### What is expected
From the entries that follow, copy every line with the word "this".
────────────────────
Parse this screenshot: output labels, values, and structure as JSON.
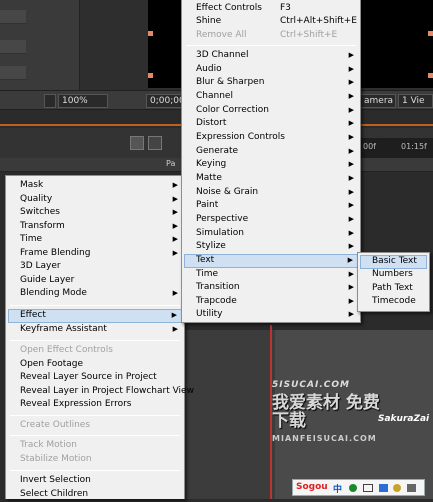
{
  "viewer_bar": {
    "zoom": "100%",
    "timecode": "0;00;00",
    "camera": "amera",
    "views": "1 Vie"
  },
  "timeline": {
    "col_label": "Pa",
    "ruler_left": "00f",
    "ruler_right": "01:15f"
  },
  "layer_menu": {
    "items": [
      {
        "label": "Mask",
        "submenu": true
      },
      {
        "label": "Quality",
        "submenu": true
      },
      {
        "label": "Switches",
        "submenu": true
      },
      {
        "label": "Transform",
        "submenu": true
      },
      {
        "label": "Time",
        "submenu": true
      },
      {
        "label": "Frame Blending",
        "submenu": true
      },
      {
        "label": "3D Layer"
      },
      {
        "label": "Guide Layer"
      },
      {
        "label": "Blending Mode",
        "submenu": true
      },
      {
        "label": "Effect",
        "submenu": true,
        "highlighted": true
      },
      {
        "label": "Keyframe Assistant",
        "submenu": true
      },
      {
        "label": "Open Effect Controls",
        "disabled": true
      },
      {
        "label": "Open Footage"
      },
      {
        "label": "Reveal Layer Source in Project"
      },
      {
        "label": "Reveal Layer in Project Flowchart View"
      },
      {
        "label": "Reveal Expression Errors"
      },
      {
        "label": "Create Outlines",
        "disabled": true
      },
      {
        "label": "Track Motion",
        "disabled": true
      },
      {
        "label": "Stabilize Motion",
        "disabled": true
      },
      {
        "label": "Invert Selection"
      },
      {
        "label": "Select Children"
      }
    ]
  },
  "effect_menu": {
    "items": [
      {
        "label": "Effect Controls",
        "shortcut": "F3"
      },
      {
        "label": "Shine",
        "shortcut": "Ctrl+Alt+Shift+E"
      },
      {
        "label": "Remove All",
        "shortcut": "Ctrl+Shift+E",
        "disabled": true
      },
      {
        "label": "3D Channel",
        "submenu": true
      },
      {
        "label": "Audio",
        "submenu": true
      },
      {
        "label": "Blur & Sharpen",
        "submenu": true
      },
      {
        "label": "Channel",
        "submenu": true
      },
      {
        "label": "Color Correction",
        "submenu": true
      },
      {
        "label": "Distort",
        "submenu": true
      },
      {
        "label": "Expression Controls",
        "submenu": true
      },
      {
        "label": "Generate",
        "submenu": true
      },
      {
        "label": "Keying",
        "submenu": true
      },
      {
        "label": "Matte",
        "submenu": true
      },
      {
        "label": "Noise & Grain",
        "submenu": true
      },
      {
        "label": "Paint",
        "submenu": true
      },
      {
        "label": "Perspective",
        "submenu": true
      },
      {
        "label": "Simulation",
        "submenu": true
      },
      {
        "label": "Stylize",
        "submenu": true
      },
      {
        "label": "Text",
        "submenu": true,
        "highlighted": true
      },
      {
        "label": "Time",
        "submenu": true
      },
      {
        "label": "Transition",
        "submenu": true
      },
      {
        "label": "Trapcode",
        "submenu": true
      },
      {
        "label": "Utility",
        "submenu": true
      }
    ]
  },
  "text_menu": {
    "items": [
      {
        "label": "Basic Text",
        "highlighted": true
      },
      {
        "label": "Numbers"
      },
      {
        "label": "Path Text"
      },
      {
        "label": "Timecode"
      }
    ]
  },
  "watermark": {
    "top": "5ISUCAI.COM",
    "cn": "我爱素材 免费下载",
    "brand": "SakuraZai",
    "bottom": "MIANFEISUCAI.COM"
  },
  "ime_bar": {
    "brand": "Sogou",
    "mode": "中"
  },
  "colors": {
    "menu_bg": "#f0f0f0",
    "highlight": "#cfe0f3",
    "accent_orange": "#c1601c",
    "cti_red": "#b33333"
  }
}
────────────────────
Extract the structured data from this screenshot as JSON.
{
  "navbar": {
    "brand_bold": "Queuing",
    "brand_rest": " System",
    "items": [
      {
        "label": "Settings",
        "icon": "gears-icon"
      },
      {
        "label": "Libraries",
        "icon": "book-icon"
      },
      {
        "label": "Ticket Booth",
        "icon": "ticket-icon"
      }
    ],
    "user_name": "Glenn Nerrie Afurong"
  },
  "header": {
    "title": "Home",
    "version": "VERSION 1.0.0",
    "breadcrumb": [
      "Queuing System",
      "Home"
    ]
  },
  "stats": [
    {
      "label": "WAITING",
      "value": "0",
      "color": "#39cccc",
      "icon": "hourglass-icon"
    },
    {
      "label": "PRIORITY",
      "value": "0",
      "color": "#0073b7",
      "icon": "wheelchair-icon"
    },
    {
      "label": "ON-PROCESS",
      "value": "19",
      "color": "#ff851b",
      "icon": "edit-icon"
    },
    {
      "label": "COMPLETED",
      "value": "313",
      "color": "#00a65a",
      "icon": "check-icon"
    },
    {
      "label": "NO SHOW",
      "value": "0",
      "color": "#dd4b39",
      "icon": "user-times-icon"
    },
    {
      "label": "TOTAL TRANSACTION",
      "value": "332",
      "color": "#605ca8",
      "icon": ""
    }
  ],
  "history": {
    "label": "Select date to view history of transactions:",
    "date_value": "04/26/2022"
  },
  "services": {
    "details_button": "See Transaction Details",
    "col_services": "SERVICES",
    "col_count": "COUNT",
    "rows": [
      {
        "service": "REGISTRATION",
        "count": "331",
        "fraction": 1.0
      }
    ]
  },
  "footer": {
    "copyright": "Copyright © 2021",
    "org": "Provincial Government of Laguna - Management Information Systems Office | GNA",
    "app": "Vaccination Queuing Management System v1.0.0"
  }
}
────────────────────
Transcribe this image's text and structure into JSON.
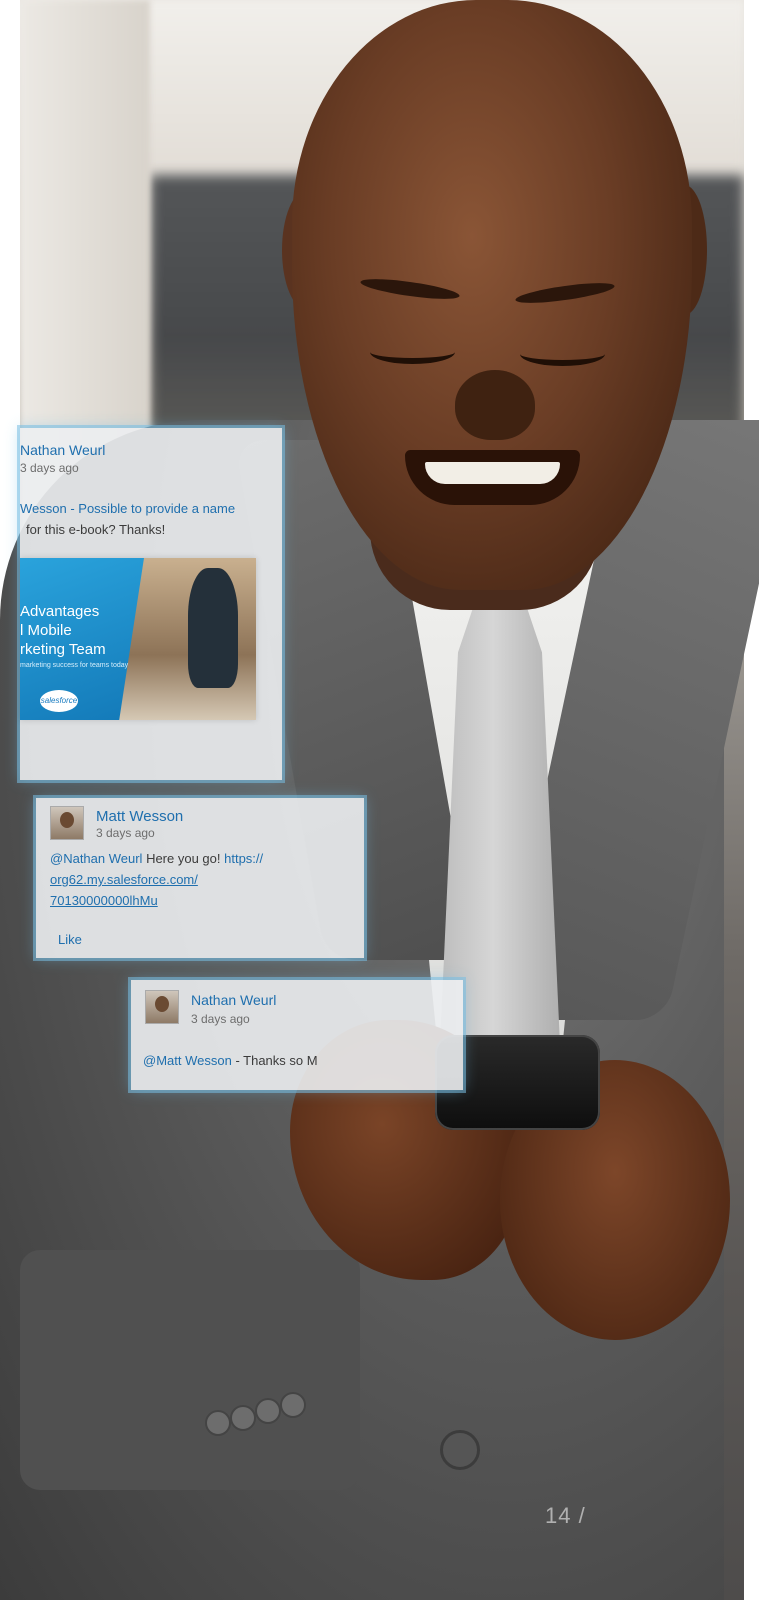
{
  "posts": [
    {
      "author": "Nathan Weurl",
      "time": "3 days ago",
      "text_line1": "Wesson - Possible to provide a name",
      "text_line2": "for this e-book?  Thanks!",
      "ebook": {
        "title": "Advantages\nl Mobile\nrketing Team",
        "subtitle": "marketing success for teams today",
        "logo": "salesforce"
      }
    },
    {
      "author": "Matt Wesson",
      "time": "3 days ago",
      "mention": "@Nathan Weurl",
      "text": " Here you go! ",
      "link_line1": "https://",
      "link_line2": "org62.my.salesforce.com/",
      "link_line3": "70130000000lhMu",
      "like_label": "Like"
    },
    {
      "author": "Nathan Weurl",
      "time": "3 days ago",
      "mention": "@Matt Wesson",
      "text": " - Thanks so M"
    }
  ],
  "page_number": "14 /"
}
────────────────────
### Solved problem
Parse this screenshot: output labels, values, and structure as JSON.
Extract the structured data from this screenshot as JSON.
Transcribe this image's text and structure into JSON.
      "text_line2": "for this e-book?  Thanks!",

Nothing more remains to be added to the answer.